[Website and app data records]
──────
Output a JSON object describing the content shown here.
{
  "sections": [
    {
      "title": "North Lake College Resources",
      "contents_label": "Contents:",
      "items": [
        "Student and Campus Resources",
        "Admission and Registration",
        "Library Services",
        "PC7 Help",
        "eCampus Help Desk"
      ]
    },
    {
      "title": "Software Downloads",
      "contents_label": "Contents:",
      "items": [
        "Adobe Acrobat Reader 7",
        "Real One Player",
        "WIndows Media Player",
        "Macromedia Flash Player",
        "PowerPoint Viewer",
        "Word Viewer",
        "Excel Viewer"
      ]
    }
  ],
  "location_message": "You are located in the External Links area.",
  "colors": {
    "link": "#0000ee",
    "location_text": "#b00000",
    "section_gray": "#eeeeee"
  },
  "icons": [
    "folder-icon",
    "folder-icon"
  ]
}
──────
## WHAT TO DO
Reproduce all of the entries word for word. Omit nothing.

## RESULT
Output a JSON object describing the content shown here.
{
  "sections": [
    {
      "title": "North Lake College Resources",
      "contents_label": "Contents:",
      "items": [
        "Student and Campus Resources",
        "Admission and Registration",
        "Library Services",
        "PC7 Help",
        "eCampus Help Desk"
      ]
    },
    {
      "title": "Software Downloads",
      "contents_label": "Contents:",
      "items": [
        "Adobe Acrobat Reader 7",
        "Real One Player",
        "WIndows Media Player",
        "Macromedia Flash Player",
        "PowerPoint Viewer",
        "Word Viewer",
        "Excel Viewer"
      ]
    }
  ],
  "location_message": "You are located in the External Links area.",
  "colors": {
    "link": "#0000ee",
    "location_text": "#b00000",
    "section_gray": "#eeeeee"
  },
  "icons": [
    "folder-icon",
    "folder-icon"
  ]
}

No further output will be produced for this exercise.